[Task input — start]

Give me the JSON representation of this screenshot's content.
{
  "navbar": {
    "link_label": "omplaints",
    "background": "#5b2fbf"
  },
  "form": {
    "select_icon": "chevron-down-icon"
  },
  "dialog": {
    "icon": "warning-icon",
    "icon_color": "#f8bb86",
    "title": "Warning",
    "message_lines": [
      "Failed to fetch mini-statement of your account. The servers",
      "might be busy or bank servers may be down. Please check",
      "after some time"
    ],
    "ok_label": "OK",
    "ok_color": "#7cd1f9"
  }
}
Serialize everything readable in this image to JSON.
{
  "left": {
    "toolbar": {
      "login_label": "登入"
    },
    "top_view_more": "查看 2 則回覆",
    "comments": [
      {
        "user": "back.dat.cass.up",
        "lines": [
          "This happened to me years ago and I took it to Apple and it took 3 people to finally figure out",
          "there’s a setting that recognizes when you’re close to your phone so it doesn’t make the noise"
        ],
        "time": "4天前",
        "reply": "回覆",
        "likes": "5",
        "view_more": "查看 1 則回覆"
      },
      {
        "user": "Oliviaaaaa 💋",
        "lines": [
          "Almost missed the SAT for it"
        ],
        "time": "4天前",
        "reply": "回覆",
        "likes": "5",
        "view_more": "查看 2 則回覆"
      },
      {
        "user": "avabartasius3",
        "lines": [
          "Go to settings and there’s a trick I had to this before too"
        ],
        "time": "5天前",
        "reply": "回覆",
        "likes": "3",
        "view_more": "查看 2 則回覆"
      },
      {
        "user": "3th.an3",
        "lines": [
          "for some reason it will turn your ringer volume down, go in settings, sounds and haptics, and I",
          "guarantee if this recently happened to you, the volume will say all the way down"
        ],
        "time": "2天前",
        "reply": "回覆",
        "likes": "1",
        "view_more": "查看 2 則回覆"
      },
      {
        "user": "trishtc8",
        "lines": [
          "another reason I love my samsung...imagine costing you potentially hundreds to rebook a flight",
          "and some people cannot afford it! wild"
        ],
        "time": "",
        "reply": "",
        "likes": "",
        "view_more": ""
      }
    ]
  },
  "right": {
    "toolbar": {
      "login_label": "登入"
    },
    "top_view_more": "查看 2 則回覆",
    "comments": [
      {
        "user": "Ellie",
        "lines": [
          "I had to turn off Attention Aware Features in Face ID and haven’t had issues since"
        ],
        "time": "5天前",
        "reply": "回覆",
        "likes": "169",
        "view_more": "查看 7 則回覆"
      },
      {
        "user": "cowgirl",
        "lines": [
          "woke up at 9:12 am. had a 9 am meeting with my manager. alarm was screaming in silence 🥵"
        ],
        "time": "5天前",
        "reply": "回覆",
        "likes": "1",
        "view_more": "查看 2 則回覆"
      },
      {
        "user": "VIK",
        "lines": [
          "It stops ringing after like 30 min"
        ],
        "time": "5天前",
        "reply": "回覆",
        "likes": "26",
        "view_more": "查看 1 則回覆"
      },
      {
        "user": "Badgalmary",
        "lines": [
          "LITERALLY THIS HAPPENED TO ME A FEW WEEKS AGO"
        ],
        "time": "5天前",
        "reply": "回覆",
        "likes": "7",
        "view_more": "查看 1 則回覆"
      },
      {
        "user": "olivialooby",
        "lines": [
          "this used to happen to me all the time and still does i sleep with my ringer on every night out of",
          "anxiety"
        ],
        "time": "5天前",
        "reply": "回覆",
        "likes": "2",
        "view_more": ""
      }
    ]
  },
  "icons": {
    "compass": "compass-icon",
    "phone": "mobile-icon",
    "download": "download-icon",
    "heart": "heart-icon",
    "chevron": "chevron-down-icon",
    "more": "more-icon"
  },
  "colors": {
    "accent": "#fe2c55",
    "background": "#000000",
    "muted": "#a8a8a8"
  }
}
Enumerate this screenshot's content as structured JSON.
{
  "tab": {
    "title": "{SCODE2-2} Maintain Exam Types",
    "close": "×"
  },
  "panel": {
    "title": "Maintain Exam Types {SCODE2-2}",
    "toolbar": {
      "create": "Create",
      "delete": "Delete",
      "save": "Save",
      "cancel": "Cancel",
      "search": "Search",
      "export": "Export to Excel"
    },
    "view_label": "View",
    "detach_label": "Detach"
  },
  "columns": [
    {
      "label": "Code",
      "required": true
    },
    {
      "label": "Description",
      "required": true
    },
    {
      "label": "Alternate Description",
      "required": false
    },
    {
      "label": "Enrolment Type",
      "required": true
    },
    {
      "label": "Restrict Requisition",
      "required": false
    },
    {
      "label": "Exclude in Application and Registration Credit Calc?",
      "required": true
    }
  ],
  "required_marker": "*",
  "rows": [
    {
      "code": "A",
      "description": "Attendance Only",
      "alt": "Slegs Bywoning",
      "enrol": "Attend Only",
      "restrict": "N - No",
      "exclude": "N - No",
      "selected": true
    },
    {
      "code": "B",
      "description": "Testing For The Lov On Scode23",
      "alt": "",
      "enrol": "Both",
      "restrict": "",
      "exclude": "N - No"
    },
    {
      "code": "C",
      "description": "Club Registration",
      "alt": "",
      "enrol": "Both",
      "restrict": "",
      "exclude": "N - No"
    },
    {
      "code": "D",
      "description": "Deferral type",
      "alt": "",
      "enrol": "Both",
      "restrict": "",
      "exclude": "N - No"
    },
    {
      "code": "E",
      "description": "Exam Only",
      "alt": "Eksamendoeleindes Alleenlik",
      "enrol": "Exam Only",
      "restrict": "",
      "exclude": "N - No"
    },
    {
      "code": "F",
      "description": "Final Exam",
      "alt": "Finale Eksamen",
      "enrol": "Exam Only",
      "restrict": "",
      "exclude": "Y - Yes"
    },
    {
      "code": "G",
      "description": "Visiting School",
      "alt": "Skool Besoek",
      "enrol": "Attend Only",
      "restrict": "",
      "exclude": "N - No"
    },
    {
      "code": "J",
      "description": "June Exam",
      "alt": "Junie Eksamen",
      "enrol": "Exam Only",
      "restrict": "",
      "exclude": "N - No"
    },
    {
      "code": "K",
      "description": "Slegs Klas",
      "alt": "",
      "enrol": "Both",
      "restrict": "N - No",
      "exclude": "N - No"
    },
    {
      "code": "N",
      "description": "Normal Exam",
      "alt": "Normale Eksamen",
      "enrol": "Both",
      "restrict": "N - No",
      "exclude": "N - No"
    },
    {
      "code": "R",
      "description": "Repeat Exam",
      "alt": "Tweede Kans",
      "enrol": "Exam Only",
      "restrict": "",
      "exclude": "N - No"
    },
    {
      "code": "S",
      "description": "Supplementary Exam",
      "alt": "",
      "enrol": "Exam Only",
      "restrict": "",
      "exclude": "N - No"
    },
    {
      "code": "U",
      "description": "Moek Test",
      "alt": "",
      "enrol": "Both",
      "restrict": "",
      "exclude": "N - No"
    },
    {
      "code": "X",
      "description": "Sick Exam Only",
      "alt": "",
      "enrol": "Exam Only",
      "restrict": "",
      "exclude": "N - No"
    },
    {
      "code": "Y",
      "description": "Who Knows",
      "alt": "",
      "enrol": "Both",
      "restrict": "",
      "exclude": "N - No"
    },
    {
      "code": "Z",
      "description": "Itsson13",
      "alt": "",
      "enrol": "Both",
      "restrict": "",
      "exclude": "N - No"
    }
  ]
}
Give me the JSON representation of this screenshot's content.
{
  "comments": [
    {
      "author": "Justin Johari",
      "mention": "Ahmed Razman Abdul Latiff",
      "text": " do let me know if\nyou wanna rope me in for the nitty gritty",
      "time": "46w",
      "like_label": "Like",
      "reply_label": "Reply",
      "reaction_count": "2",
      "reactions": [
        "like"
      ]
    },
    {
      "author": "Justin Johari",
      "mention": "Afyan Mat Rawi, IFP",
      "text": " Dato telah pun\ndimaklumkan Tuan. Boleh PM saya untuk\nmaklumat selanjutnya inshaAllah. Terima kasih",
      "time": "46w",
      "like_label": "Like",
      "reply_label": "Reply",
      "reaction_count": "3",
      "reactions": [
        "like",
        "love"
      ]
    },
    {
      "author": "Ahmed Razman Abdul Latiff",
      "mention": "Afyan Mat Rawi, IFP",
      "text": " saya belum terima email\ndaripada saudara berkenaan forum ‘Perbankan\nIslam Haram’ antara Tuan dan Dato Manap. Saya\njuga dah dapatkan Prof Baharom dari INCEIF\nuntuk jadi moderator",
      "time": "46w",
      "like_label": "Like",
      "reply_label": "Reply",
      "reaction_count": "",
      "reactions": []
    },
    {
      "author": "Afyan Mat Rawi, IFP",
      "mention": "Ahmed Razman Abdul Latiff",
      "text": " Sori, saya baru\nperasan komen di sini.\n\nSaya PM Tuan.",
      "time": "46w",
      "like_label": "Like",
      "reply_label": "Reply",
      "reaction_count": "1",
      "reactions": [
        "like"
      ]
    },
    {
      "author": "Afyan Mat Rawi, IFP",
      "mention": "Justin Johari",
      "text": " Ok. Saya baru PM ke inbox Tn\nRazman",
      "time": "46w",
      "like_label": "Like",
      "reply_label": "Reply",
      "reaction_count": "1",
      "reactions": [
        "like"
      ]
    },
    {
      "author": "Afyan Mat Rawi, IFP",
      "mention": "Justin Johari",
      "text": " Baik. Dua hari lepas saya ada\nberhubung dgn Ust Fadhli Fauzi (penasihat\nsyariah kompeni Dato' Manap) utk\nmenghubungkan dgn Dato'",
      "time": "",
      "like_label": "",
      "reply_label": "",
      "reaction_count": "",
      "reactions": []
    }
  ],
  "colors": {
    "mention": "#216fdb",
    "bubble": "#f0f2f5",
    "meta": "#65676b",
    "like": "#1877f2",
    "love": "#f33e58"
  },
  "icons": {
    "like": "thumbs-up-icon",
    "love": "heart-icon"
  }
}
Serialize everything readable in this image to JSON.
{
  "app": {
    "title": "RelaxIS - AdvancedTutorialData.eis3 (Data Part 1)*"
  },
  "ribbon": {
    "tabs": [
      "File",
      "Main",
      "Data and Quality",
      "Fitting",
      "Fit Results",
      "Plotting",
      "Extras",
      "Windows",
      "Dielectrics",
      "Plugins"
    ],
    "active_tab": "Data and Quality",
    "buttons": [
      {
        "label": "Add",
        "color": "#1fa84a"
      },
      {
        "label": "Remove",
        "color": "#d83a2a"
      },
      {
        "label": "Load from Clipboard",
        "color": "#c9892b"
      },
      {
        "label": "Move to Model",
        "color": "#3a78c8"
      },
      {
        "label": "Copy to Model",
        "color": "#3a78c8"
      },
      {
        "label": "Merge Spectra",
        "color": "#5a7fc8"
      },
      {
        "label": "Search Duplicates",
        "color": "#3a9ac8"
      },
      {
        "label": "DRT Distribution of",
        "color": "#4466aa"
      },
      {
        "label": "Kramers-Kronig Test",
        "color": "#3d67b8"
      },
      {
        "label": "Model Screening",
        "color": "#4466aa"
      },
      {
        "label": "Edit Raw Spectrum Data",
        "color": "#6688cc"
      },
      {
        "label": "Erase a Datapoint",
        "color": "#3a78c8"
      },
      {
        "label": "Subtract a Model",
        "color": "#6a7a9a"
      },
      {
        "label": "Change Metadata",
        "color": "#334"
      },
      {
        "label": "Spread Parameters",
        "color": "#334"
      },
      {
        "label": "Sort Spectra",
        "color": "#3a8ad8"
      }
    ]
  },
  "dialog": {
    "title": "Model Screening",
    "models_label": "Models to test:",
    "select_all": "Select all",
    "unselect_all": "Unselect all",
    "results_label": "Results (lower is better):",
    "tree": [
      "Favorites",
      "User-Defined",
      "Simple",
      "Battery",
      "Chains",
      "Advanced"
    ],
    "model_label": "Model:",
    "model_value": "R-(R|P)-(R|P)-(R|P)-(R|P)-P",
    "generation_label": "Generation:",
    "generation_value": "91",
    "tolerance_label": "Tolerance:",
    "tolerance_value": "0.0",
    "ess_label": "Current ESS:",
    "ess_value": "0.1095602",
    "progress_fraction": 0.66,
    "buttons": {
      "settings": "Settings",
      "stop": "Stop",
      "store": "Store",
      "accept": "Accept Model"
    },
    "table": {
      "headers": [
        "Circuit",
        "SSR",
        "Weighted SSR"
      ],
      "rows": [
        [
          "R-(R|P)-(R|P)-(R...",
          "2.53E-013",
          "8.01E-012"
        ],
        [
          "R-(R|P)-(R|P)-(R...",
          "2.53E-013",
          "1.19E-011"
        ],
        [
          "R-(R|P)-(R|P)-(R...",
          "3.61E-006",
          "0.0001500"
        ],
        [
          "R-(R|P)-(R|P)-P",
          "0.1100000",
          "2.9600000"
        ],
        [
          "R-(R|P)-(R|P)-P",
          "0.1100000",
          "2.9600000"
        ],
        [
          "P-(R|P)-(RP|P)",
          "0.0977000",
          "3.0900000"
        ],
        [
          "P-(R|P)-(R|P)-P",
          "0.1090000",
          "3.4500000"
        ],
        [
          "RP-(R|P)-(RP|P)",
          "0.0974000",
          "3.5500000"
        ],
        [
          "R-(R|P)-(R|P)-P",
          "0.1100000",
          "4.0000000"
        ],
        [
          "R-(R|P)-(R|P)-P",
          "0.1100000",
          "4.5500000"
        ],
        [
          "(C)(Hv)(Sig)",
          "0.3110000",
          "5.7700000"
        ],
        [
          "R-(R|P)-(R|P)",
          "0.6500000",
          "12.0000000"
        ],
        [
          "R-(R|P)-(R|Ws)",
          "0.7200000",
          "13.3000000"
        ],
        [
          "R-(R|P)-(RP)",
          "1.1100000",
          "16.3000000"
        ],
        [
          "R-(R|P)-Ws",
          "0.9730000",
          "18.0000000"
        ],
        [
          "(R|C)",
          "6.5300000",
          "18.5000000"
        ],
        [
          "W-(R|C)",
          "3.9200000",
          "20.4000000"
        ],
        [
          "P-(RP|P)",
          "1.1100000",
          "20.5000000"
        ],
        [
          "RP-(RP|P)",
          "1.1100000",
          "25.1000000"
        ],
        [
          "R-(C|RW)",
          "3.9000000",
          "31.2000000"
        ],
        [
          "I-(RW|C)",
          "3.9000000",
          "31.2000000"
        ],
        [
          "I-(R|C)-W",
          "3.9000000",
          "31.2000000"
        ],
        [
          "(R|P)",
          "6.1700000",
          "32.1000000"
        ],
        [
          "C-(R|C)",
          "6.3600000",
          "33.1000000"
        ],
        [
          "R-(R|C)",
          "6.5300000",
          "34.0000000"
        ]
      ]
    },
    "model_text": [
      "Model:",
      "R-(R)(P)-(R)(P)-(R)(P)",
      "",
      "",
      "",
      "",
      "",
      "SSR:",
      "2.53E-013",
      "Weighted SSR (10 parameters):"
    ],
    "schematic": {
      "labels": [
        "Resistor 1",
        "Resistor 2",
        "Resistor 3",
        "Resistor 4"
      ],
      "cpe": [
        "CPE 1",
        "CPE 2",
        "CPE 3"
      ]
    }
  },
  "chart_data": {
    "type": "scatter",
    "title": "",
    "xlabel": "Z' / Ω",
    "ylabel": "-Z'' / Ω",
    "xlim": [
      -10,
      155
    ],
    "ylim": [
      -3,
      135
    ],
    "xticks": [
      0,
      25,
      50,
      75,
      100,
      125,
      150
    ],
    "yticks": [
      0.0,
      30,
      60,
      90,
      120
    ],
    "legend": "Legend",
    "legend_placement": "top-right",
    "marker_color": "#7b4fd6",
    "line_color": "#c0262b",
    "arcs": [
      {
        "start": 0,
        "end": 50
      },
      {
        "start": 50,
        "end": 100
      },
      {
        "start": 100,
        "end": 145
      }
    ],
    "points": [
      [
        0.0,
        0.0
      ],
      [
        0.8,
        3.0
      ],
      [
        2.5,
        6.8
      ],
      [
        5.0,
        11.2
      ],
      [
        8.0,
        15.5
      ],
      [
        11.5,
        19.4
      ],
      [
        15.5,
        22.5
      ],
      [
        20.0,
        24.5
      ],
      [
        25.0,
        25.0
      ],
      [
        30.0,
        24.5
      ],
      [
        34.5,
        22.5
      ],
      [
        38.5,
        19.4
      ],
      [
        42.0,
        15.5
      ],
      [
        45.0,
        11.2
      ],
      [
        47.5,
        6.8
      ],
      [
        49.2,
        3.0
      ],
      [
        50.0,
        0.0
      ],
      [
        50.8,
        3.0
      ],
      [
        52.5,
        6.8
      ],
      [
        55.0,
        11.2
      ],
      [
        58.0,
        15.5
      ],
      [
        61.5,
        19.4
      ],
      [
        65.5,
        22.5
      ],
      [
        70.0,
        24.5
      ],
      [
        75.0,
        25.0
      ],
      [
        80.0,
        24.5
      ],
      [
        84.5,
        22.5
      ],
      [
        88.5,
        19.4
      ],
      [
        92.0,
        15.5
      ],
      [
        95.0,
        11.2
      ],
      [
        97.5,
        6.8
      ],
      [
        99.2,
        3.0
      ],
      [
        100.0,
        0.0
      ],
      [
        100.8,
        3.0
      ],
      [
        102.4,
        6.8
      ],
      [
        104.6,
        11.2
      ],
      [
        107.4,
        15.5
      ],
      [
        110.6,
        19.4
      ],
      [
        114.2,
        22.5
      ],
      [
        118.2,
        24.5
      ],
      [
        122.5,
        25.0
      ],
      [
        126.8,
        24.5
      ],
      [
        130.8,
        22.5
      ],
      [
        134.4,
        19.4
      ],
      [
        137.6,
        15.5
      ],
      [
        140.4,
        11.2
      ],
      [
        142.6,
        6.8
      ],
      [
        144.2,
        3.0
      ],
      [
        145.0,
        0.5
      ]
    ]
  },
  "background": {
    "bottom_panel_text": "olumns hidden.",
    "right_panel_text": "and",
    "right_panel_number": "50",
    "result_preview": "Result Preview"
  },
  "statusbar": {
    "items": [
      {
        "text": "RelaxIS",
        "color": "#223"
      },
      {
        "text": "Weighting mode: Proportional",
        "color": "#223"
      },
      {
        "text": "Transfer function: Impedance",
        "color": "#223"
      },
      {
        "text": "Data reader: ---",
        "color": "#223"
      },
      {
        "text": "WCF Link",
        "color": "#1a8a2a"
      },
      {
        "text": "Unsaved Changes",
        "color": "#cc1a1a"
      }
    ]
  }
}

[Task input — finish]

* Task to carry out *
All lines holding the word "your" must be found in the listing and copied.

* Task response *
      "Failed to fetch mini-statement of your account. The servers",
          "there’s a setting that recognizes when you’re close to your phone so it doesn’t make the noise"
          "for some reason it will turn your ringer volume down, go in settings, sounds and haptics, and I",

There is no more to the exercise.